#### Extracted entries

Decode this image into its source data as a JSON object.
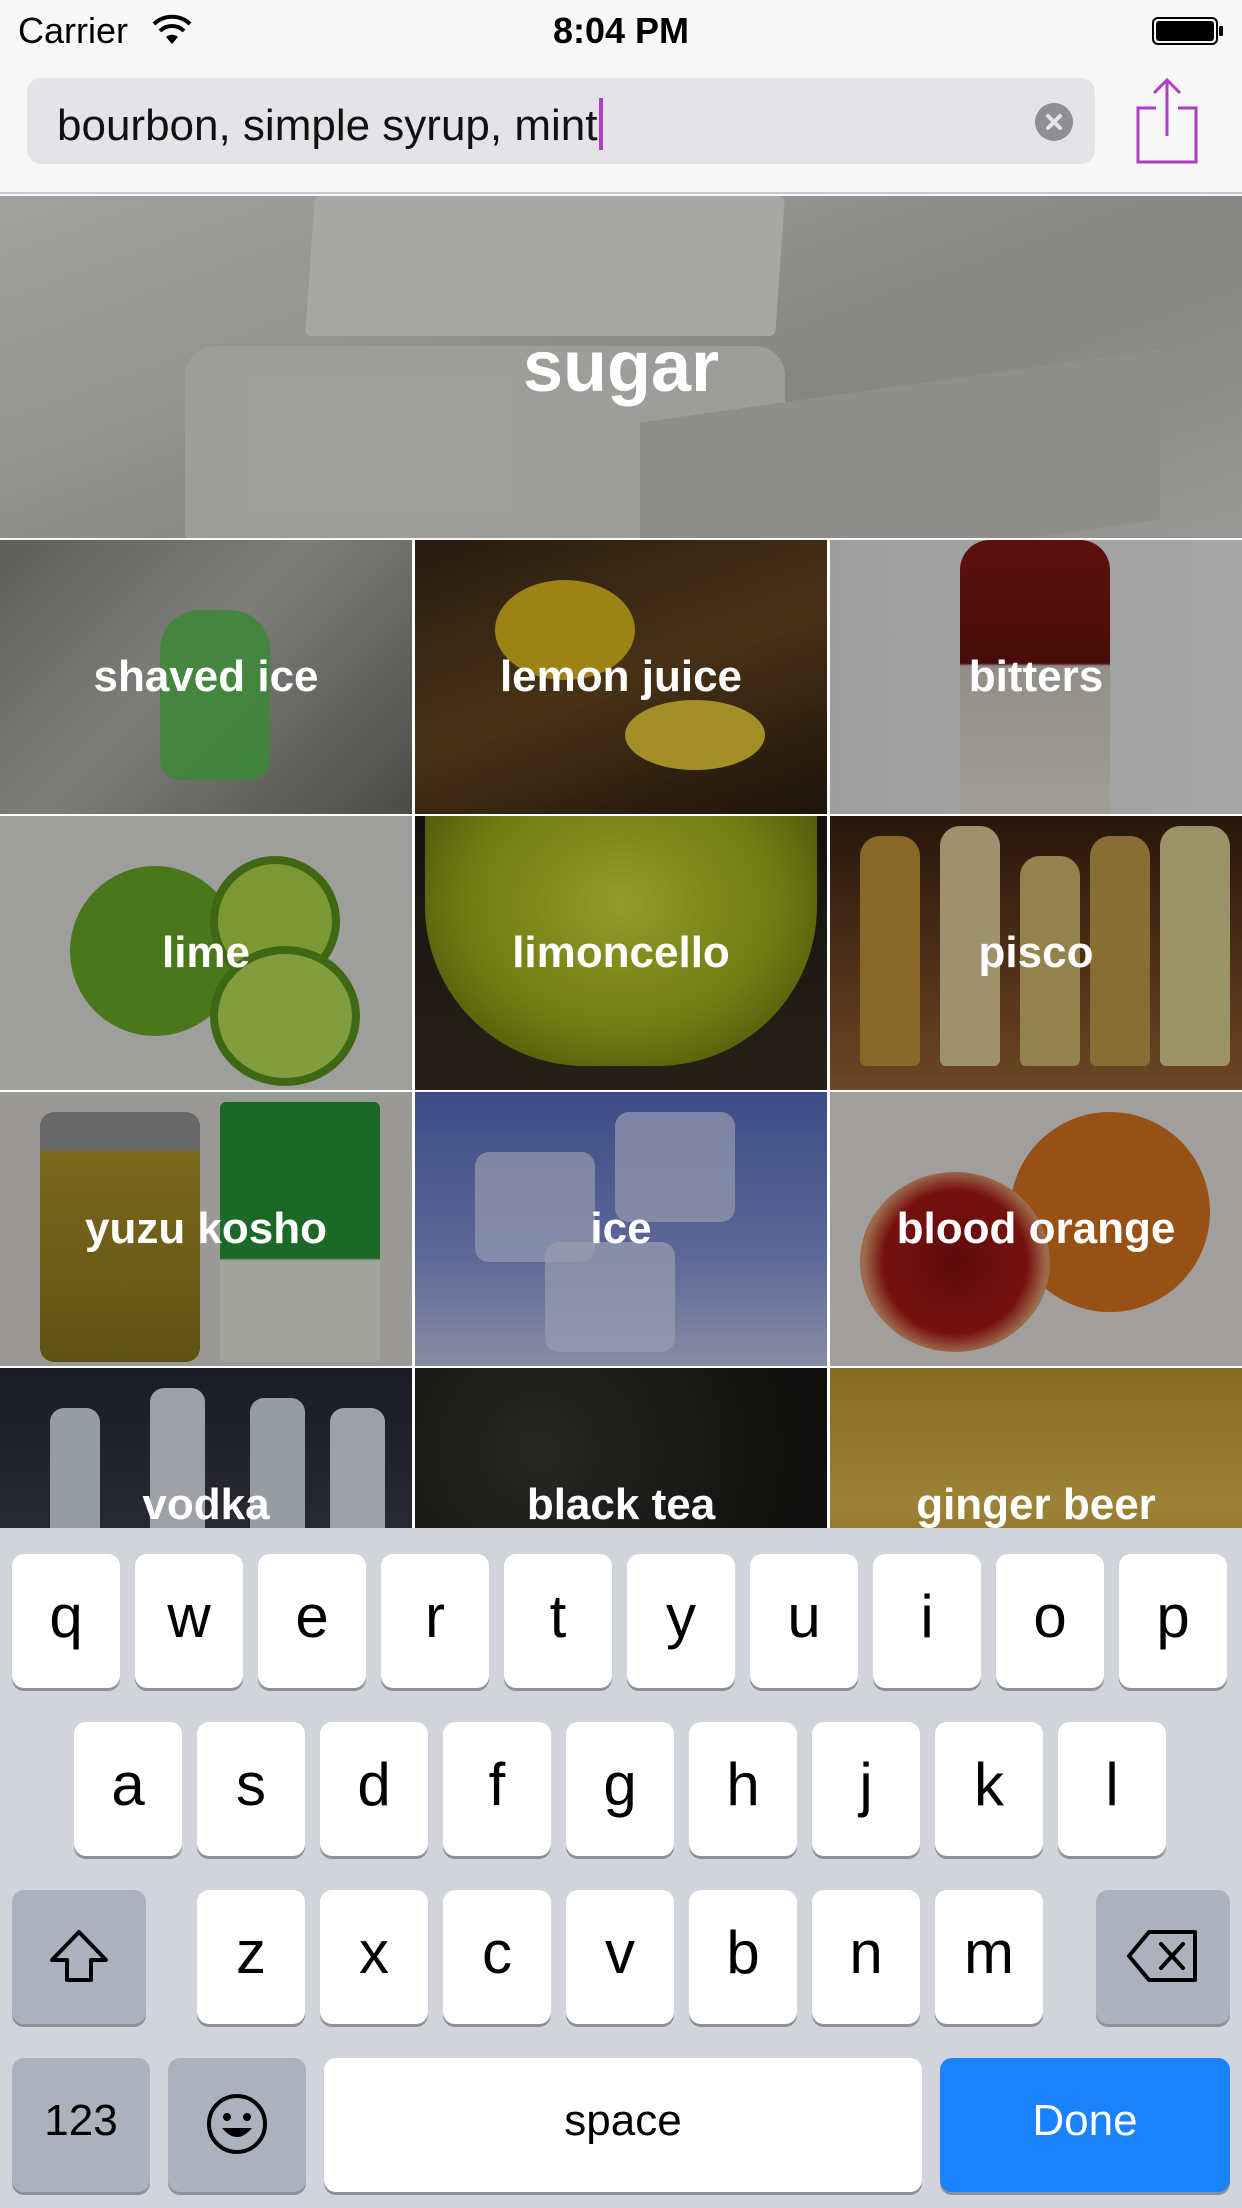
{
  "status_bar": {
    "carrier": "Carrier",
    "time": "8:04 PM"
  },
  "search": {
    "value": "bourbon, simple syrup, mint"
  },
  "hero": {
    "label": "sugar"
  },
  "tiles": [
    {
      "label": "shaved ice"
    },
    {
      "label": "lemon juice"
    },
    {
      "label": "bitters"
    },
    {
      "label": "lime"
    },
    {
      "label": "limoncello"
    },
    {
      "label": "pisco"
    },
    {
      "label": "yuzu kosho"
    },
    {
      "label": "ice"
    },
    {
      "label": "blood orange"
    },
    {
      "label": "vodka"
    },
    {
      "label": "black tea"
    },
    {
      "label": "ginger beer"
    }
  ],
  "keyboard": {
    "row1": [
      "q",
      "w",
      "e",
      "r",
      "t",
      "y",
      "u",
      "i",
      "o",
      "p"
    ],
    "row2": [
      "a",
      "s",
      "d",
      "f",
      "g",
      "h",
      "j",
      "k",
      "l"
    ],
    "row3": [
      "z",
      "x",
      "c",
      "v",
      "b",
      "n",
      "m"
    ],
    "numbers_label": "123",
    "space_label": "space",
    "done_label": "Done"
  },
  "colors": {
    "accent": "#b03cc8",
    "done": "#1a82fb",
    "keyboard_bg": "#d1d4db"
  }
}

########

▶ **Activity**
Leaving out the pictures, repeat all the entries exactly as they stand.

▶ **Response box**
Decode this image into its source data as a JSON object.
{
  "status_bar": {
    "carrier": "Carrier",
    "time": "8:04 PM"
  },
  "search": {
    "value": "bourbon, simple syrup, mint"
  },
  "hero": {
    "label": "sugar"
  },
  "tiles": [
    {
      "label": "shaved ice"
    },
    {
      "label": "lemon juice"
    },
    {
      "label": "bitters"
    },
    {
      "label": "lime"
    },
    {
      "label": "limoncello"
    },
    {
      "label": "pisco"
    },
    {
      "label": "yuzu kosho"
    },
    {
      "label": "ice"
    },
    {
      "label": "blood orange"
    },
    {
      "label": "vodka"
    },
    {
      "label": "black tea"
    },
    {
      "label": "ginger beer"
    }
  ],
  "keyboard": {
    "row1": [
      "q",
      "w",
      "e",
      "r",
      "t",
      "y",
      "u",
      "i",
      "o",
      "p"
    ],
    "row2": [
      "a",
      "s",
      "d",
      "f",
      "g",
      "h",
      "j",
      "k",
      "l"
    ],
    "row3": [
      "z",
      "x",
      "c",
      "v",
      "b",
      "n",
      "m"
    ],
    "numbers_label": "123",
    "space_label": "space",
    "done_label": "Done"
  },
  "colors": {
    "accent": "#b03cc8",
    "done": "#1a82fb",
    "keyboard_bg": "#d1d4db"
  }
}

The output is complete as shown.